**Work to complete**
In the records, find each line where "title" occurs, and copy it.

Stored data:
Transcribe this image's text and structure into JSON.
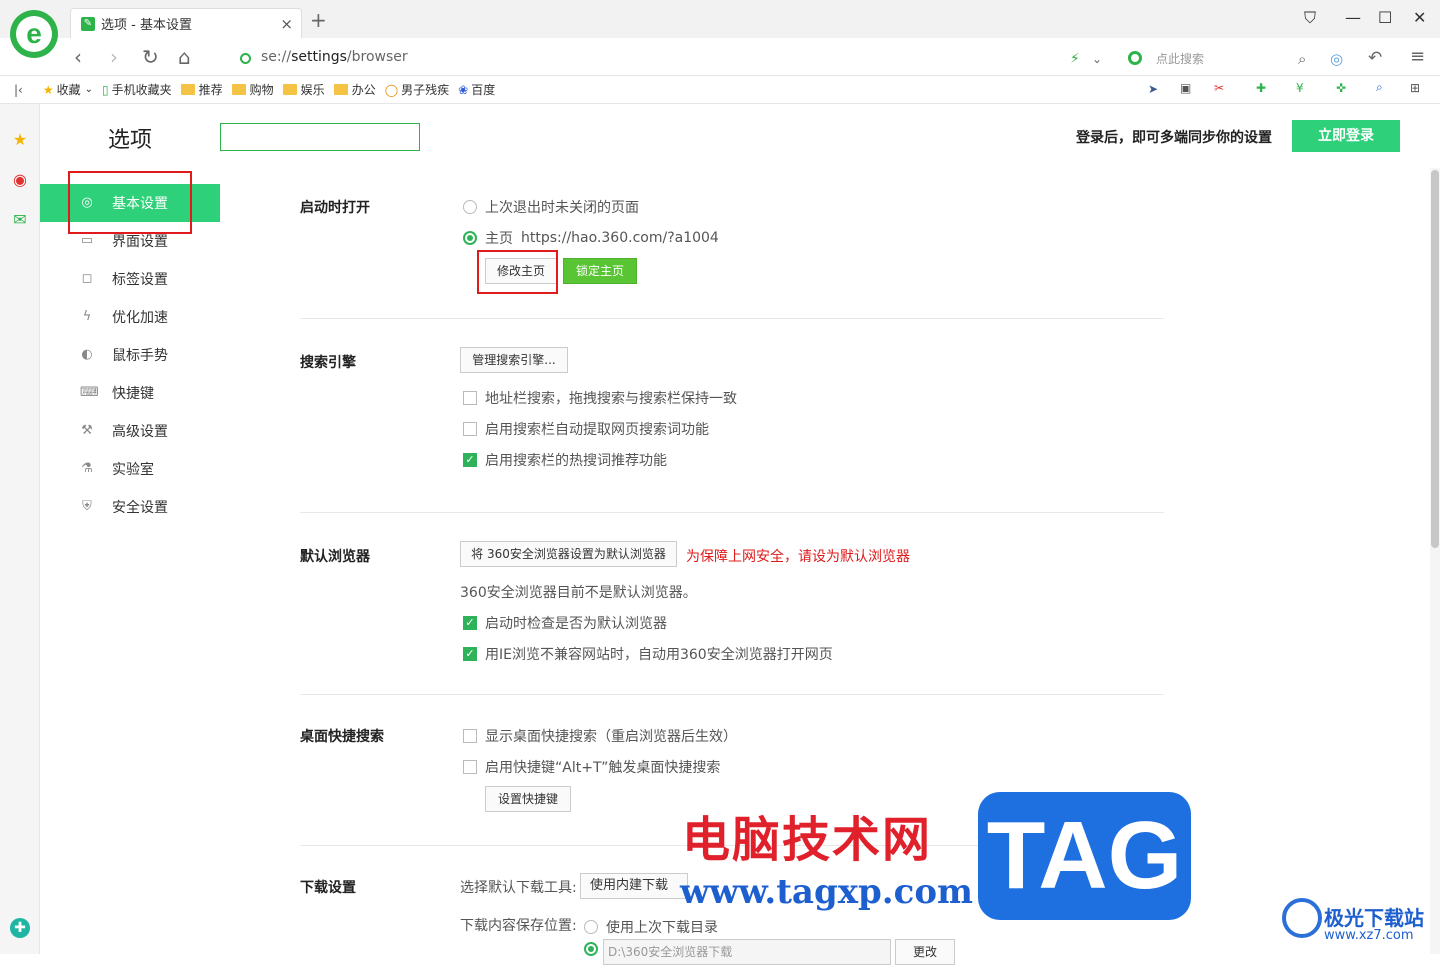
{
  "tab": {
    "title": "选项 - 基本设置",
    "close": "×",
    "new_tab": "+"
  },
  "addressbar": {
    "url_prefix": "se://",
    "url_bold": "settings",
    "url_suffix": "/browser",
    "search_placeholder": "点此搜索"
  },
  "bookmarks": [
    {
      "label": "收藏",
      "icon": "star-icon"
    },
    {
      "label": "手机收藏夹",
      "icon": "phone-icon"
    },
    {
      "label": "推荐",
      "icon": "folder-icon"
    },
    {
      "label": "购物",
      "icon": "folder-icon"
    },
    {
      "label": "娱乐",
      "icon": "folder-icon"
    },
    {
      "label": "办公",
      "icon": "folder-icon"
    },
    {
      "label": "男子残疾",
      "icon": "search-o-icon"
    },
    {
      "label": "百度",
      "icon": "paw-icon"
    }
  ],
  "page": {
    "title": "选项",
    "login_text": "登录后，即可多端同步你的设置",
    "login_button": "立即登录"
  },
  "nav": [
    {
      "label": "基本设置",
      "icon": "gear-icon",
      "active": true
    },
    {
      "label": "界面设置",
      "icon": "window-icon"
    },
    {
      "label": "标签设置",
      "icon": "tag-icon"
    },
    {
      "label": "优化加速",
      "icon": "bolt-icon"
    },
    {
      "label": "鼠标手势",
      "icon": "mouse-icon"
    },
    {
      "label": "快捷键",
      "icon": "keyboard-icon"
    },
    {
      "label": "高级设置",
      "icon": "wrench-icon"
    },
    {
      "label": "实验室",
      "icon": "flask-icon"
    },
    {
      "label": "安全设置",
      "icon": "shield-icon"
    }
  ],
  "startup": {
    "title": "启动时打开",
    "opt_last": "上次退出时未关闭的页面",
    "opt_home": "主页",
    "home_url": "https://hao.360.com/?a1004",
    "btn_modify": "修改主页",
    "btn_lock": "锁定主页"
  },
  "search_engine": {
    "title": "搜索引擎",
    "btn_manage": "管理搜索引擎...",
    "opt1": "地址栏搜索，拖拽搜索与搜索栏保持一致",
    "opt2": "启用搜索栏自动提取网页搜索词功能",
    "opt3": "启用搜索栏的热搜词推荐功能"
  },
  "default_browser": {
    "title": "默认浏览器",
    "btn_set": "将 360安全浏览器设置为默认浏览器",
    "warning": "为保障上网安全，请设为默认浏览器",
    "status": "360安全浏览器目前不是默认浏览器。",
    "opt1": "启动时检查是否为默认浏览器",
    "opt2": "用IE浏览不兼容网站时，自动用360安全浏览器打开网页"
  },
  "desktop_search": {
    "title": "桌面快捷搜索",
    "opt1": "显示桌面快捷搜索（重启浏览器后生效）",
    "opt2": "启用快捷键“Alt+T”触发桌面快捷搜索",
    "btn_hotkey": "设置快捷键"
  },
  "download": {
    "title": "下载设置",
    "tool_label": "选择默认下载工具:",
    "tool_value": "使用内建下载",
    "save_label": "下载内容保存位置:",
    "opt_last": "使用上次下载目录",
    "path": "D:\\360安全浏览器下载",
    "btn_change": "更改"
  },
  "watermark": {
    "cn": "电脑技术网",
    "url": "www.tagxp.com",
    "tag": "TAG",
    "site": "极光下载站",
    "site_url": "www.xz7.com"
  },
  "colors": {
    "accent": "#2fd07a",
    "highlight_box": "#e01b1b"
  }
}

**Final answer**
    "title": "选项 - 基本设置",
    "title": "选项",
    "title": "启动时打开",
    "title": "搜索引擎",
    "title": "默认浏览器",
    "title": "桌面快捷搜索",
    "title": "下载设置",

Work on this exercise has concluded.